By Donny Kwok and Twinnie Siu

HONG KONG (Reuters) - Hong Kong's total exports in June fell for the 14th straight month, dampened by a slowdown in China, with the city's factories bracing for more pain in coming months from the impact of Brexit.

Open and trade-dependent economies in Asia such as Hong Kong are expected to be among the most vulnerable to a slowdown in global trade from Britain's shock vote to leave the European Union as the effects filter through factory supply chains, analysts say.

Hong Kong's total exports in June fell 1 percent from a year earlier to HK$296.5 billion ($38.2 billion), government data showed on Tuesday. Total imports fell 0.9 percent, in its 17th straight month of decline, to HK$342.1 billion.

In May, annual exports slipped 0.1 percent while imports dropped 4.3 percent.

For the first half of 2016, total exports value dropped 3.9 percent, while imports fell 5.6 percent. The city recorded a visible trade deficit of HK$199.6 billion for the first half period, equivalent to 10.8 percent of the value of imports.

"Looking ahead, the external trading environment remains challenging given the uncertainties associated with the outcome of the UK referendum in favor of leaving the EU, slow recovery in the advanced markets, monetary policy divergence among major central banks and heightened geopolitical tensions in various regions," the government said, adding it will monitor the situation closely.

Domestic exports to the United Kingdom, which accounted for 2.2 percent of the total, plunged 48.2 percent in June.

Analysts have said Hong Kong, Vietnam, Malaysia and Singapore look the most vulnerable to a slowdown in Europe.

"We think the main channel through which Brexit could impact Asia will be via trade, with the UK likely to fall into a recession and euro zone economy slowing down," Credit-Suisse wrote in a research note in June.

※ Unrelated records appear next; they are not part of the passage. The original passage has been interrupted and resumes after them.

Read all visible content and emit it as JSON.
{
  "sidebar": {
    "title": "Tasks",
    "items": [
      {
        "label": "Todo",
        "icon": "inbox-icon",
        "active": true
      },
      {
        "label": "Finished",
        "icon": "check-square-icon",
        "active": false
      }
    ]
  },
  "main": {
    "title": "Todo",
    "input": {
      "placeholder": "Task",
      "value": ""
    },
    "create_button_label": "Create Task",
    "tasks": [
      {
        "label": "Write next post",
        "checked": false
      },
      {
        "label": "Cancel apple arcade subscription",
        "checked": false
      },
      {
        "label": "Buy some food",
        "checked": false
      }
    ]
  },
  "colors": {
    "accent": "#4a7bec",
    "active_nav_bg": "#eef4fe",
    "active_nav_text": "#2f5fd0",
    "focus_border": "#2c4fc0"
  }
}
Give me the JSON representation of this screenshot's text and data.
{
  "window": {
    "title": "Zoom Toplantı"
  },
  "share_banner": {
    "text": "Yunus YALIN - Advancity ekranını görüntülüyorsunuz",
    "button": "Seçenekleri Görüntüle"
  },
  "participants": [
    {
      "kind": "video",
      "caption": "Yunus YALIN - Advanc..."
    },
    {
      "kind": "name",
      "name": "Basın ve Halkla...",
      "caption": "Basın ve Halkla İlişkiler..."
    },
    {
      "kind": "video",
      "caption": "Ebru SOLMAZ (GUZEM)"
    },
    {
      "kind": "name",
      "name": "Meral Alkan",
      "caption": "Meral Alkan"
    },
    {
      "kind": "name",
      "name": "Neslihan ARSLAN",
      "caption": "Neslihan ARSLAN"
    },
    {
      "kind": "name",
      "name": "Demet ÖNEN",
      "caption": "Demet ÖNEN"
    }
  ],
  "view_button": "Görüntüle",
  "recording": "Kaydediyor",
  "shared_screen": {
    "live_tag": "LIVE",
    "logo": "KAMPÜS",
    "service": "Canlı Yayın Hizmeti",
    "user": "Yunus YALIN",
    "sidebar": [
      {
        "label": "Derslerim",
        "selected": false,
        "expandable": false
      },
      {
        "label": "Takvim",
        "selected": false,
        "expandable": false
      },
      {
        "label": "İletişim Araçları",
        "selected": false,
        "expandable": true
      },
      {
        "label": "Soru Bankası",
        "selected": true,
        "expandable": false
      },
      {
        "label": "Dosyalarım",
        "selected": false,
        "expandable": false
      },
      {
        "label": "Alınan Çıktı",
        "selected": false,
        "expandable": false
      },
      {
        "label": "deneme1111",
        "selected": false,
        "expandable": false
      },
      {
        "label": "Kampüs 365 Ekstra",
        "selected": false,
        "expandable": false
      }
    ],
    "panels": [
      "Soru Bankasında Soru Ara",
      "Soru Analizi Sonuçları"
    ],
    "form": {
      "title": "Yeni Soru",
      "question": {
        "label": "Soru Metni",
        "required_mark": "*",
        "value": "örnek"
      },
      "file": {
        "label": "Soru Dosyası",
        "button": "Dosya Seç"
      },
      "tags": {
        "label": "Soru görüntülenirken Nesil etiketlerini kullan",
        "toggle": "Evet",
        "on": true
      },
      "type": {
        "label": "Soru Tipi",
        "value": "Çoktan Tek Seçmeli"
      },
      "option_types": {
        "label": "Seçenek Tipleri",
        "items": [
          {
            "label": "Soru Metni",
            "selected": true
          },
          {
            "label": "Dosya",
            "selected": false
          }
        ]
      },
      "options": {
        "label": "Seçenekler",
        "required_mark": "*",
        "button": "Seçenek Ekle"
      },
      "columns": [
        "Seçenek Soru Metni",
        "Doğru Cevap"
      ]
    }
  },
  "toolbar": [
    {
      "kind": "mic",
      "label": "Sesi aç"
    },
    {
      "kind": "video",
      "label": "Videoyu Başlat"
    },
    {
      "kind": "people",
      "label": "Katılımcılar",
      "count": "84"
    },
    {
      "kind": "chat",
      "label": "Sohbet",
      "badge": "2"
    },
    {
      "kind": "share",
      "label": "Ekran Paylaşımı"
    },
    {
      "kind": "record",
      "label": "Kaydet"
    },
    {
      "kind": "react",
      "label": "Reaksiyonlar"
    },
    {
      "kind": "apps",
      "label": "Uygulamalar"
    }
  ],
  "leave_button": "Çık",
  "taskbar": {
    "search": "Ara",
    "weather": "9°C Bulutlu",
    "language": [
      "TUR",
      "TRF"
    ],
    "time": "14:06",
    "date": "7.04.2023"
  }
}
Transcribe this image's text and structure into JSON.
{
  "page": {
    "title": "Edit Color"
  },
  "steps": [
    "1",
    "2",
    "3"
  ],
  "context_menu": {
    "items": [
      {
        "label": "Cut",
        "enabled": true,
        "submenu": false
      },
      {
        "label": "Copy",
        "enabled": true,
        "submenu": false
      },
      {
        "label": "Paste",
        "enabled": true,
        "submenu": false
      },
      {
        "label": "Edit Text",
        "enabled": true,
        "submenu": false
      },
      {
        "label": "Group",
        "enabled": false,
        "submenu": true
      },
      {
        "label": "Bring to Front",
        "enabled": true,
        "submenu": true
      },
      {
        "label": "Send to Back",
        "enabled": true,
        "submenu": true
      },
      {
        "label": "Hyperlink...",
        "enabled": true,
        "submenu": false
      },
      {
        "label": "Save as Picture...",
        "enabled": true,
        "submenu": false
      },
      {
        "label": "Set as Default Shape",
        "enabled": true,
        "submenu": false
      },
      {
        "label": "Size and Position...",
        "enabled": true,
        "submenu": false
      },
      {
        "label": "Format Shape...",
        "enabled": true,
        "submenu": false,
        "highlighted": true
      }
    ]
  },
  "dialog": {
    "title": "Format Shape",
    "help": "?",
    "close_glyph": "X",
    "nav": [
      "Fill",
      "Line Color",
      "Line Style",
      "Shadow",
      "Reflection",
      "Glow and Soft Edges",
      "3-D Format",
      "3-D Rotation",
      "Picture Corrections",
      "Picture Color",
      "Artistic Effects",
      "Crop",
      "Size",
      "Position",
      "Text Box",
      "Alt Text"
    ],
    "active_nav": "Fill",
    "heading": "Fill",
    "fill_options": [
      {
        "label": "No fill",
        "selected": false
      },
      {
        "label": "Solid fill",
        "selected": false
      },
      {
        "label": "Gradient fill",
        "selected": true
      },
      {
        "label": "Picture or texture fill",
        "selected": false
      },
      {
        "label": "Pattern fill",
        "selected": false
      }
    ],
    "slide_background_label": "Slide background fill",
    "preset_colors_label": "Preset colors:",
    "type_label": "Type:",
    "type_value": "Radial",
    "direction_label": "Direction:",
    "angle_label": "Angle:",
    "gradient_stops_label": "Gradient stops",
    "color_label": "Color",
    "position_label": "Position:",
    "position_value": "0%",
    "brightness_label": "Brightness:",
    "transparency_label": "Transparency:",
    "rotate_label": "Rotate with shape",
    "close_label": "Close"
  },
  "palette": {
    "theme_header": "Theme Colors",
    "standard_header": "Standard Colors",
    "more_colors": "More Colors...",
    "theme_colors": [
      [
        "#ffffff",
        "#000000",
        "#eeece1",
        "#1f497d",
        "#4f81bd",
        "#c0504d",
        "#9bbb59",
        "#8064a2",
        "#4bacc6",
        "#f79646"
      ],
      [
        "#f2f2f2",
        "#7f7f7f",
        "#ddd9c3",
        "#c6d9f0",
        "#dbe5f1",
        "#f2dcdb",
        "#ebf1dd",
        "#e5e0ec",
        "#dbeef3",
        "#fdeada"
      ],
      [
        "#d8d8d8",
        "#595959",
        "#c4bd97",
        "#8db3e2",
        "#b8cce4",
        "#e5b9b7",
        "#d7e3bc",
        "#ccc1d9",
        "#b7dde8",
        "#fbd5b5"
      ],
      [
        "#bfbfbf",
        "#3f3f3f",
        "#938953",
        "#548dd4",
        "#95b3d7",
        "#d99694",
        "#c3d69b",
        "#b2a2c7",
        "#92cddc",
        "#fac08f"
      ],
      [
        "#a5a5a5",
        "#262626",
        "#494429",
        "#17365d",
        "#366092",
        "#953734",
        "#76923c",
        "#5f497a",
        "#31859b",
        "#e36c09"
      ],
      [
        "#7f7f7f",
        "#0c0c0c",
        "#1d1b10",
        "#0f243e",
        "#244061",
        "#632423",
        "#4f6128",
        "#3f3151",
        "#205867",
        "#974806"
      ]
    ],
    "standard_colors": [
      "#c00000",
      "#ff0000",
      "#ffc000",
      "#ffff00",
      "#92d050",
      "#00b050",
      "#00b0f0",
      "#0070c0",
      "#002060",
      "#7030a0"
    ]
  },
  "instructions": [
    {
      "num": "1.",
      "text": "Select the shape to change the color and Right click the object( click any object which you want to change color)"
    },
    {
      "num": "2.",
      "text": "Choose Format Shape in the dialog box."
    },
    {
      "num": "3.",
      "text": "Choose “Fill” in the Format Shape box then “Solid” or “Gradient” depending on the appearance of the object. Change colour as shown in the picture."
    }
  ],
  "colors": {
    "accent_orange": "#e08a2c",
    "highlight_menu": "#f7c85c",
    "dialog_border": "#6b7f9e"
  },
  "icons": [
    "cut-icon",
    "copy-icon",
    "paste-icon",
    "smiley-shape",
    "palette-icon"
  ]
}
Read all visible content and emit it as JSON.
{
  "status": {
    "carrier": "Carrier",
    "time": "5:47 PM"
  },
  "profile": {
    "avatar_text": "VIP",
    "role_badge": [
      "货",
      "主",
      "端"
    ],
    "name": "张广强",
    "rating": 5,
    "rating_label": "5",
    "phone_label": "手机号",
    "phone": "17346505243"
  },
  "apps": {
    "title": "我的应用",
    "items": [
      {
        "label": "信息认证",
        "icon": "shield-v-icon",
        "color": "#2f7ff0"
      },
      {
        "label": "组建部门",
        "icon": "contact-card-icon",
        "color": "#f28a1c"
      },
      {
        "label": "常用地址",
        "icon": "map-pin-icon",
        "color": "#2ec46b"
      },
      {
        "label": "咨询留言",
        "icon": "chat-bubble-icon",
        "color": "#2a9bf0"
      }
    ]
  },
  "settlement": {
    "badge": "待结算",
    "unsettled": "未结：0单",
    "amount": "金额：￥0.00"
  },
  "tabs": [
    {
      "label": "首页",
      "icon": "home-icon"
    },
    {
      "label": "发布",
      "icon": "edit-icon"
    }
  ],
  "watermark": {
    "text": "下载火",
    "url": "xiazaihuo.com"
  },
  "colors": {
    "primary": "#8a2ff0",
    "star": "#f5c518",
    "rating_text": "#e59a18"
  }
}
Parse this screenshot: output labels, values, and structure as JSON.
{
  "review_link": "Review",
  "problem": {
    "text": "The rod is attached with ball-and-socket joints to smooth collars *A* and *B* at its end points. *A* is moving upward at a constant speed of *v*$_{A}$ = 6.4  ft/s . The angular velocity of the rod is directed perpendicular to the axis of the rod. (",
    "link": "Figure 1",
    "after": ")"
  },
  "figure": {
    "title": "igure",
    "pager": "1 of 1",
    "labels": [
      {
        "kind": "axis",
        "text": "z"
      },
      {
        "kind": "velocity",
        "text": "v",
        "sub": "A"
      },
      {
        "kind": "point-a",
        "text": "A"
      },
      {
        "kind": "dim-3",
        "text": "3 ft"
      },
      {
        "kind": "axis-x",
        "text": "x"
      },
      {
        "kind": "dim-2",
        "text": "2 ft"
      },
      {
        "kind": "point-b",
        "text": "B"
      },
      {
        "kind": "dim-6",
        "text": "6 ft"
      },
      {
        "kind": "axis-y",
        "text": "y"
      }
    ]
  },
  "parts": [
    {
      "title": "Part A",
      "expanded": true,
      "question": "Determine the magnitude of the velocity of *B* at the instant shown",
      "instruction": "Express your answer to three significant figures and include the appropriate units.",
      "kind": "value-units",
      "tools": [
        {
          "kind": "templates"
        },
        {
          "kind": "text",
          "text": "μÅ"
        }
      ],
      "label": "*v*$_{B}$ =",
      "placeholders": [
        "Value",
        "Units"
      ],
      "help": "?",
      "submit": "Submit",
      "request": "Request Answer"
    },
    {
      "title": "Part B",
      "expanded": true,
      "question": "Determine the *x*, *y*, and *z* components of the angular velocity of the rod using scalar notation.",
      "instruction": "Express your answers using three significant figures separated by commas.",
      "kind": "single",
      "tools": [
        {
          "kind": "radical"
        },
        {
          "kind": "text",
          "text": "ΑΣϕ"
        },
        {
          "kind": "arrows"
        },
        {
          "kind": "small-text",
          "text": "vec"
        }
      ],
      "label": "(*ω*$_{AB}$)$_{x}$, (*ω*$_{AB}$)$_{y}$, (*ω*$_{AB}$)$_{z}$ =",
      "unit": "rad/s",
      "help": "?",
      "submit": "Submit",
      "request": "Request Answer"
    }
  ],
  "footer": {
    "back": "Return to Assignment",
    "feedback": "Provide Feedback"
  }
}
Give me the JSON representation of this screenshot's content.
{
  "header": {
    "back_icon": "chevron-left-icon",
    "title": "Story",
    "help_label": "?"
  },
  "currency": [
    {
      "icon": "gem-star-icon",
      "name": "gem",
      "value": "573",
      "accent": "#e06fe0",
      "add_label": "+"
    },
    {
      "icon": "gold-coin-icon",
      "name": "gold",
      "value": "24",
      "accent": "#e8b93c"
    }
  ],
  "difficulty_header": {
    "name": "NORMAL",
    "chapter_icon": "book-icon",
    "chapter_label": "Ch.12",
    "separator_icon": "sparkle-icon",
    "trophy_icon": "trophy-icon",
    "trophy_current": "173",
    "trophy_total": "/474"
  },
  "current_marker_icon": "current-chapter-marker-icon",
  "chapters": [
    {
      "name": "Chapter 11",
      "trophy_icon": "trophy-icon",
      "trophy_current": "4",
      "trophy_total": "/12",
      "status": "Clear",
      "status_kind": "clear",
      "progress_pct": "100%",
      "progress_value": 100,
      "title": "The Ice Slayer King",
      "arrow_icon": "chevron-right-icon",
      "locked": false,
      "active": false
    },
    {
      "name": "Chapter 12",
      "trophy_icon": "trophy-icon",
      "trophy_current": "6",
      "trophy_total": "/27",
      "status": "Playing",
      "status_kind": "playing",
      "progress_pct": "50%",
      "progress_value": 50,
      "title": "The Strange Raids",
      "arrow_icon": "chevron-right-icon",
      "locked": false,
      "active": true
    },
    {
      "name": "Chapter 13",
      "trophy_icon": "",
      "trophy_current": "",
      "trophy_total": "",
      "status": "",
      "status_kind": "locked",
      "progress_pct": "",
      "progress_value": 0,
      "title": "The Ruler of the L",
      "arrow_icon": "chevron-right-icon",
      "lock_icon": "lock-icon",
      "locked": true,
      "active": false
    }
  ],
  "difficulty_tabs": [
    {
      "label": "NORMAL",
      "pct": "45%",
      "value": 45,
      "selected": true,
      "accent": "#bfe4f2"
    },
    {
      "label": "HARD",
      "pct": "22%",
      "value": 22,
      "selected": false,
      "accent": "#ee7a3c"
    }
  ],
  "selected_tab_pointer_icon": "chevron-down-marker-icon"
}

"Should the Brexit event result in a meaningful global growth slowdown, the economies which are most vulnerable will be the most export-oriented ones with limited policy space to respond to shocks. By these metrics, Hong Kong, Malaysia, and Vietnam look most exposed, while China, India, and Indonesia should be more resilient," Credit-Suisse said.

Hang Seng Bank <0011.HK> has revised Hong Kong's economic growth lower to 1.3 percent for 2016, from 1.5 percent previously, amid increased uncertainty from Brexit.

Hong Kong's imports from China in June rose 0.2 percent, while the value of total exports to China climbed 1.8 percent.

There have been concerns of massive fake trade invoicing from China to Hong Kong, following a big discrepancy in China's reported exports to Hong Kong in December, and the value of goods recorded by the financial hub for the same period.

(Editing by Jacqueline Wong)